**Exercise prompt:** So that nothing is lost, restate each entry exactly as supplied.

Entries provided Block Start

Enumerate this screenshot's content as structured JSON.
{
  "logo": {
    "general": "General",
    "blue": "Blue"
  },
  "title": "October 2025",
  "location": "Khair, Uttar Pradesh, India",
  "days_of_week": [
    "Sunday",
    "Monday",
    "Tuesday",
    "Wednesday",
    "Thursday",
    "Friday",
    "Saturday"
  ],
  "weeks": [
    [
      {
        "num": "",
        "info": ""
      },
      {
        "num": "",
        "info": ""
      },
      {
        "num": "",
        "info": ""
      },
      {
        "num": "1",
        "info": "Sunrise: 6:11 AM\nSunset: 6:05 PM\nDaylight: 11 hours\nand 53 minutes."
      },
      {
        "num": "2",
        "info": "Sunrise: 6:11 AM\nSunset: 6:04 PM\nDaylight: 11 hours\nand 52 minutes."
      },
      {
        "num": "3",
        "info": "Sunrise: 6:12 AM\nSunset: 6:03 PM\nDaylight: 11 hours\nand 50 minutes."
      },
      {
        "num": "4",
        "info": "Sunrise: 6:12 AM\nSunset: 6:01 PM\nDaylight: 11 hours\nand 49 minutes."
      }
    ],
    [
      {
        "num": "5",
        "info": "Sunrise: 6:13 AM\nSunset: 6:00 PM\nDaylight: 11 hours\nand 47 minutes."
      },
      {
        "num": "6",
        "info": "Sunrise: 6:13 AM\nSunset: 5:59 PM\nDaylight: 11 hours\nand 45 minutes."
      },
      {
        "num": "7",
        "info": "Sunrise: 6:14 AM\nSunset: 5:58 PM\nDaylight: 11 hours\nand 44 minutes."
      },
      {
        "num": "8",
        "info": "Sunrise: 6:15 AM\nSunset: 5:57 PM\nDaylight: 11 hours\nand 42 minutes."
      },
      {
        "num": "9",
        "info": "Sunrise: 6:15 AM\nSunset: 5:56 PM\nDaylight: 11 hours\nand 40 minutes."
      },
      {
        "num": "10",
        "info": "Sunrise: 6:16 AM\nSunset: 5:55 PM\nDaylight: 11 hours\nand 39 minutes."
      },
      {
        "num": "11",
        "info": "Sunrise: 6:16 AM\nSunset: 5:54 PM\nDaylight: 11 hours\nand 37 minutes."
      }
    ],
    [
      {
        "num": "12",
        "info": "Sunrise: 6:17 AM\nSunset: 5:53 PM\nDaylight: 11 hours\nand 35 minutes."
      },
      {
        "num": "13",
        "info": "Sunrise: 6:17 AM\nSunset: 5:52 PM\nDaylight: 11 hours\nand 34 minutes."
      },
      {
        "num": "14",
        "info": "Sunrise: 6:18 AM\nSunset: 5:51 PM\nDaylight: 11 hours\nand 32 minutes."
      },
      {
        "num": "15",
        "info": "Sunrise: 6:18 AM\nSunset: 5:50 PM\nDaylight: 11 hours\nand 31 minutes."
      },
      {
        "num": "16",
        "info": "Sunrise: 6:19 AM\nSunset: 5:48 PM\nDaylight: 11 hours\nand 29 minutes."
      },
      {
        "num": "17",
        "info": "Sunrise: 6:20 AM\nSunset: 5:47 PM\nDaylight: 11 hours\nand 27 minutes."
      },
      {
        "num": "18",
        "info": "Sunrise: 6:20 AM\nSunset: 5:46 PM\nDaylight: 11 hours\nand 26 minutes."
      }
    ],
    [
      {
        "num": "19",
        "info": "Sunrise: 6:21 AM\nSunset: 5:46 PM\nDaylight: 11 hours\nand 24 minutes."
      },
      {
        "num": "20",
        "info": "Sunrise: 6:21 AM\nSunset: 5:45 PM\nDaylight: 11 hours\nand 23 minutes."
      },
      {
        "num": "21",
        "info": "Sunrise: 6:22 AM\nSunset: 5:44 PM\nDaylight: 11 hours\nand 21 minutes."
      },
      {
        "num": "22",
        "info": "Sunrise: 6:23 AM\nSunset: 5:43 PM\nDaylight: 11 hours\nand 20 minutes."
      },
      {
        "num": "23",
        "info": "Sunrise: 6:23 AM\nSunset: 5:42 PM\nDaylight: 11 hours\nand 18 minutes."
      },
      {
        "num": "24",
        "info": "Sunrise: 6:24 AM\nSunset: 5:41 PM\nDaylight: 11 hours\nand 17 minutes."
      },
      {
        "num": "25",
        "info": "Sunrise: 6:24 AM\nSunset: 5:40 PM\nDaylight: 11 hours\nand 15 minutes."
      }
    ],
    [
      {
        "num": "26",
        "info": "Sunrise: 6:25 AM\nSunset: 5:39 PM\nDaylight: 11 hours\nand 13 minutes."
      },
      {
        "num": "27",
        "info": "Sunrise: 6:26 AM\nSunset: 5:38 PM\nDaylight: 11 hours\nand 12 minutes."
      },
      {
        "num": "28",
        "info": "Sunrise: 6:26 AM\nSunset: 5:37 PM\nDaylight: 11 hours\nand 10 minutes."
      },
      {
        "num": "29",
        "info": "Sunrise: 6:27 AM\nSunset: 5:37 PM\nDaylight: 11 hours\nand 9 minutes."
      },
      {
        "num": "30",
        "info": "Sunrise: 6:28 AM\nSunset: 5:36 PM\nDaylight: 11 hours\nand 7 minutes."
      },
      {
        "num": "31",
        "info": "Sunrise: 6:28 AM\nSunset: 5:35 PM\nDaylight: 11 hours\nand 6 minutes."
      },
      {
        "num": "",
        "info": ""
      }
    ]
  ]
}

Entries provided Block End

**Output of the exercise:**
Enumerate this screenshot's content as structured JSON.
{
  "logo": {
    "general": "General",
    "blue": "Blue"
  },
  "title": "October 2025",
  "location": "Khair, Uttar Pradesh, India",
  "days_of_week": [
    "Sunday",
    "Monday",
    "Tuesday",
    "Wednesday",
    "Thursday",
    "Friday",
    "Saturday"
  ],
  "weeks": [
    [
      {
        "num": "",
        "info": ""
      },
      {
        "num": "",
        "info": ""
      },
      {
        "num": "",
        "info": ""
      },
      {
        "num": "1",
        "info": "Sunrise: 6:11 AM\nSunset: 6:05 PM\nDaylight: 11 hours\nand 53 minutes."
      },
      {
        "num": "2",
        "info": "Sunrise: 6:11 AM\nSunset: 6:04 PM\nDaylight: 11 hours\nand 52 minutes."
      },
      {
        "num": "3",
        "info": "Sunrise: 6:12 AM\nSunset: 6:03 PM\nDaylight: 11 hours\nand 50 minutes."
      },
      {
        "num": "4",
        "info": "Sunrise: 6:12 AM\nSunset: 6:01 PM\nDaylight: 11 hours\nand 49 minutes."
      }
    ],
    [
      {
        "num": "5",
        "info": "Sunrise: 6:13 AM\nSunset: 6:00 PM\nDaylight: 11 hours\nand 47 minutes."
      },
      {
        "num": "6",
        "info": "Sunrise: 6:13 AM\nSunset: 5:59 PM\nDaylight: 11 hours\nand 45 minutes."
      },
      {
        "num": "7",
        "info": "Sunrise: 6:14 AM\nSunset: 5:58 PM\nDaylight: 11 hours\nand 44 minutes."
      },
      {
        "num": "8",
        "info": "Sunrise: 6:15 AM\nSunset: 5:57 PM\nDaylight: 11 hours\nand 42 minutes."
      },
      {
        "num": "9",
        "info": "Sunrise: 6:15 AM\nSunset: 5:56 PM\nDaylight: 11 hours\nand 40 minutes."
      },
      {
        "num": "10",
        "info": "Sunrise: 6:16 AM\nSunset: 5:55 PM\nDaylight: 11 hours\nand 39 minutes."
      },
      {
        "num": "11",
        "info": "Sunrise: 6:16 AM\nSunset: 5:54 PM\nDaylight: 11 hours\nand 37 minutes."
      }
    ],
    [
      {
        "num": "12",
        "info": "Sunrise: 6:17 AM\nSunset: 5:53 PM\nDaylight: 11 hours\nand 35 minutes."
      },
      {
        "num": "13",
        "info": "Sunrise: 6:17 AM\nSunset: 5:52 PM\nDaylight: 11 hours\nand 34 minutes."
      },
      {
        "num": "14",
        "info": "Sunrise: 6:18 AM\nSunset: 5:51 PM\nDaylight: 11 hours\nand 32 minutes."
      },
      {
        "num": "15",
        "info": "Sunrise: 6:18 AM\nSunset: 5:50 PM\nDaylight: 11 hours\nand 31 minutes."
      },
      {
        "num": "16",
        "info": "Sunrise: 6:19 AM\nSunset: 5:48 PM\nDaylight: 11 hours\nand 29 minutes."
      },
      {
        "num": "17",
        "info": "Sunrise: 6:20 AM\nSunset: 5:47 PM\nDaylight: 11 hours\nand 27 minutes."
      },
      {
        "num": "18",
        "info": "Sunrise: 6:20 AM\nSunset: 5:46 PM\nDaylight: 11 hours\nand 26 minutes."
      }
    ],
    [
      {
        "num": "19",
        "info": "Sunrise: 6:21 AM\nSunset: 5:46 PM\nDaylight: 11 hours\nand 24 minutes."
      },
      {
        "num": "20",
        "info": "Sunrise: 6:21 AM\nSunset: 5:45 PM\nDaylight: 11 hours\nand 23 minutes."
      },
      {
        "num": "21",
        "info": "Sunrise: 6:22 AM\nSunset: 5:44 PM\nDaylight: 11 hours\nand 21 minutes."
      },
      {
        "num": "22",
        "info": "Sunrise: 6:23 AM\nSunset: 5:43 PM\nDaylight: 11 hours\nand 20 minutes."
      },
      {
        "num": "23",
        "info": "Sunrise: 6:23 AM\nSunset: 5:42 PM\nDaylight: 11 hours\nand 18 minutes."
      },
      {
        "num": "24",
        "info": "Sunrise: 6:24 AM\nSunset: 5:41 PM\nDaylight: 11 hours\nand 17 minutes."
      },
      {
        "num": "25",
        "info": "Sunrise: 6:24 AM\nSunset: 5:40 PM\nDaylight: 11 hours\nand 15 minutes."
      }
    ],
    [
      {
        "num": "26",
        "info": "Sunrise: 6:25 AM\nSunset: 5:39 PM\nDaylight: 11 hours\nand 13 minutes."
      },
      {
        "num": "27",
        "info": "Sunrise: 6:26 AM\nSunset: 5:38 PM\nDaylight: 11 hours\nand 12 minutes."
      },
      {
        "num": "28",
        "info": "Sunrise: 6:26 AM\nSunset: 5:37 PM\nDaylight: 11 hours\nand 10 minutes."
      },
      {
        "num": "29",
        "info": "Sunrise: 6:27 AM\nSunset: 5:37 PM\nDaylight: 11 hours\nand 9 minutes."
      },
      {
        "num": "30",
        "info": "Sunrise: 6:28 AM\nSunset: 5:36 PM\nDaylight: 11 hours\nand 7 minutes."
      },
      {
        "num": "31",
        "info": "Sunrise: 6:28 AM\nSunset: 5:35 PM\nDaylight: 11 hours\nand 6 minutes."
      },
      {
        "num": "",
        "info": ""
      }
    ]
  ]
}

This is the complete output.